  2. On line 4, we get the clipboard data that the user was about to paste using the Clipboard API. paste is a string.
  3. Below, on line 5, we use the match method to apply a regex on our clipboard data. The match method will look through our entire string and get all parts that match with our regular expression (it’s the same one we used for the validation part). The result is an array of matches or undefined if nothing matched.
  4. On line 7, we check if there are any actual emails. If so, we will filter them on line 8 to exclude emails that are already in our list. filter is our friend, once again. The variable toBeAdded should now be an array with emails that are not part of our list yet. Notice how we nicely reused our isInList method.
  5. On line 10, we use the spread syntax again to merge our current emails array with the newly created toBeAdded array.

Notice how we didn’t validate the emails using isEmail. This step is implicitly done because we relied on the same regular expression to get all valid email addresses. If a user pasted an invalid email address, it would never make it.

All that’s missing is the connection between our input and the handlePaste method:

<input  className={'input' + (this.state.error && ' has-error'}  placeholder="Type or paste email addresses and press `Enter`"  value={this.state.value}  onChange={this.handleChange}  onKeyDown={this.handleKeyDown}  onPaste={this.handlePaste}/>

Thankfully, the paste event has you covered.


There you have it, our finished component that accepts multiple email addresses and even lets you paste them in.

Of course, if you could add more features and improvements, here are a few examples:

  • If a user enters an email address but doesn’t press “Enter” or “Tab”, what should happen?
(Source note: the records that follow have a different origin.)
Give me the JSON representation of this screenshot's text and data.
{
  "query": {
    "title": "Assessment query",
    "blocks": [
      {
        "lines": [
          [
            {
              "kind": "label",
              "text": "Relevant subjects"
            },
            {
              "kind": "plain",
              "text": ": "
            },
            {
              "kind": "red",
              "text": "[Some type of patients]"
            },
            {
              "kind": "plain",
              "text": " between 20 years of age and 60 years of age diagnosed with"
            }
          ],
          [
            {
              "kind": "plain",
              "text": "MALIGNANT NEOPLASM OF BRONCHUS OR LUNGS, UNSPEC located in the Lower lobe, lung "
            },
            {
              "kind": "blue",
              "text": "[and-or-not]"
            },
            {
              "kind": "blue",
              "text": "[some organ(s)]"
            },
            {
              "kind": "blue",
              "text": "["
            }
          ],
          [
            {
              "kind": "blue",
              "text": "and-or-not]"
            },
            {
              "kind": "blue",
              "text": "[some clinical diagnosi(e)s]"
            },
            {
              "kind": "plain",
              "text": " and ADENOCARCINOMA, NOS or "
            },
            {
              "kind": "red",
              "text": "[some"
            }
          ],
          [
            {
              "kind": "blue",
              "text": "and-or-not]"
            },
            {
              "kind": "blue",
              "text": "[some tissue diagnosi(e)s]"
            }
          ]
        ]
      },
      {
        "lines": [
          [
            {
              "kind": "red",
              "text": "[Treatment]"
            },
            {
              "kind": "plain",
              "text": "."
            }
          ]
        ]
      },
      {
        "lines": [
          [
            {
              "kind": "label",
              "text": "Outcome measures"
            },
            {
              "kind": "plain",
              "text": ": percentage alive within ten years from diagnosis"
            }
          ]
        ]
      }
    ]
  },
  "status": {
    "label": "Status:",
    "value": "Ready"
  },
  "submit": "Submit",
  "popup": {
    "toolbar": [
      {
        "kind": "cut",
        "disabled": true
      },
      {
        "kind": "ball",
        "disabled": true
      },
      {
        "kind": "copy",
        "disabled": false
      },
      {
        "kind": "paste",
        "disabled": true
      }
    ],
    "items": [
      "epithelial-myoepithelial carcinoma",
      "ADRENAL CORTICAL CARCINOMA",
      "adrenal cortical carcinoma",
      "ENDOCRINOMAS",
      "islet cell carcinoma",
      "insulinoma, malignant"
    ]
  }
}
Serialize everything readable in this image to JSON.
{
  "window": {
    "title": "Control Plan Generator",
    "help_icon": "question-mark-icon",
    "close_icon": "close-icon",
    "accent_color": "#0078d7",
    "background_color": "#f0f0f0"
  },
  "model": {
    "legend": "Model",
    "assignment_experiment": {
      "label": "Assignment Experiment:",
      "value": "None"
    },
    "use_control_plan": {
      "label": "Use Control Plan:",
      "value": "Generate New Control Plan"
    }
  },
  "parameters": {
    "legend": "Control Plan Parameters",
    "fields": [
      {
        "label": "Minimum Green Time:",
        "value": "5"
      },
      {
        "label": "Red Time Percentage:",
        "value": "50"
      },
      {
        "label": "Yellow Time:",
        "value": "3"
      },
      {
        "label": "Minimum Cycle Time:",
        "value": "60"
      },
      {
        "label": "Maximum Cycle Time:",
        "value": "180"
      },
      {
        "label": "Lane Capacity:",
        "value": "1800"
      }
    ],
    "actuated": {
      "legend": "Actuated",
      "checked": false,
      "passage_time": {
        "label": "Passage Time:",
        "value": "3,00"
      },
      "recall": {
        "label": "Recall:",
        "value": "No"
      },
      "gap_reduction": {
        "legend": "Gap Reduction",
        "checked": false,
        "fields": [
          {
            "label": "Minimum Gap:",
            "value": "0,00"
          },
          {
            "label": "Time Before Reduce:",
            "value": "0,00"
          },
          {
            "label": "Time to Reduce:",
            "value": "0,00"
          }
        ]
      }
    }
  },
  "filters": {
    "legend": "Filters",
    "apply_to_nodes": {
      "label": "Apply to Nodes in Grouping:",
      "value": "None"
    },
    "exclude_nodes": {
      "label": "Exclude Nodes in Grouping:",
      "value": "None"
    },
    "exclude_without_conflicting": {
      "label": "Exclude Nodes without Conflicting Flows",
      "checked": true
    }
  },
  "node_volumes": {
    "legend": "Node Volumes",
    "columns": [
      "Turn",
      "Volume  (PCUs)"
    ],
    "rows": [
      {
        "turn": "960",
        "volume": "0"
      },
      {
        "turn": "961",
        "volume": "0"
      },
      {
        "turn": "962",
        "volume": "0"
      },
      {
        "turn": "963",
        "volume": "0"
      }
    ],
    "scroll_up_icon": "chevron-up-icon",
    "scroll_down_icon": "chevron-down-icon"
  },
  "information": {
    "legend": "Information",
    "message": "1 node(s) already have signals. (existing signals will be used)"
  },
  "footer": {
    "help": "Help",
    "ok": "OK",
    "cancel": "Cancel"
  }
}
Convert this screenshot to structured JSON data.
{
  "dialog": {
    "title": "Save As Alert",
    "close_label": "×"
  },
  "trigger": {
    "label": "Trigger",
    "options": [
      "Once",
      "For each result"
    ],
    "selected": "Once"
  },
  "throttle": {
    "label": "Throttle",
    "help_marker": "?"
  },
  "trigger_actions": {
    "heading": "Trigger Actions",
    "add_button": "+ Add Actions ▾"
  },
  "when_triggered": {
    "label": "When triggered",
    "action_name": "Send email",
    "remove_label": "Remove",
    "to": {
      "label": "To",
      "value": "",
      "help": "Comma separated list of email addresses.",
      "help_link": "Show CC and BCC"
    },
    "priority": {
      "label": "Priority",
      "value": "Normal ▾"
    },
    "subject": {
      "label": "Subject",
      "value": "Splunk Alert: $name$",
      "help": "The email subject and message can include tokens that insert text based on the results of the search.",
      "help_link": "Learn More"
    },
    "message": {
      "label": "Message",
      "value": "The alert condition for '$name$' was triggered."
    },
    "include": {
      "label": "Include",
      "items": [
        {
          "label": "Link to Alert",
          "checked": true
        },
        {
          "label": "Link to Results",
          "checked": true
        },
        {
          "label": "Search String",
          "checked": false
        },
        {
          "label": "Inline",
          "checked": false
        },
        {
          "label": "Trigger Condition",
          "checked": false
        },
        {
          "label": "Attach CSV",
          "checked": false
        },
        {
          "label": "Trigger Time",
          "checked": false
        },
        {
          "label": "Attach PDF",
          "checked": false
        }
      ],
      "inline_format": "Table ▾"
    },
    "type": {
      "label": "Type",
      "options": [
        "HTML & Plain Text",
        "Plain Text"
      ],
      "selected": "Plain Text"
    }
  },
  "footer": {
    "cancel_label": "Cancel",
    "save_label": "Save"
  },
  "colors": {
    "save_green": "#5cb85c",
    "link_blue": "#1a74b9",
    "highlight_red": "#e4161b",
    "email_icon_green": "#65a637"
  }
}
You could attach a blur event to the input that tries to validate and add the content if the user clicks on something else on the page, like a submit button.
  • You could make the chips clickable so that a user could select them to edit the email address.
  • Accessibility could surely be improved, making it easier for screen readers to understand.

I hope you enjoyed this tutorial, feel free to tell me your suggestions or feedback. Happy coding!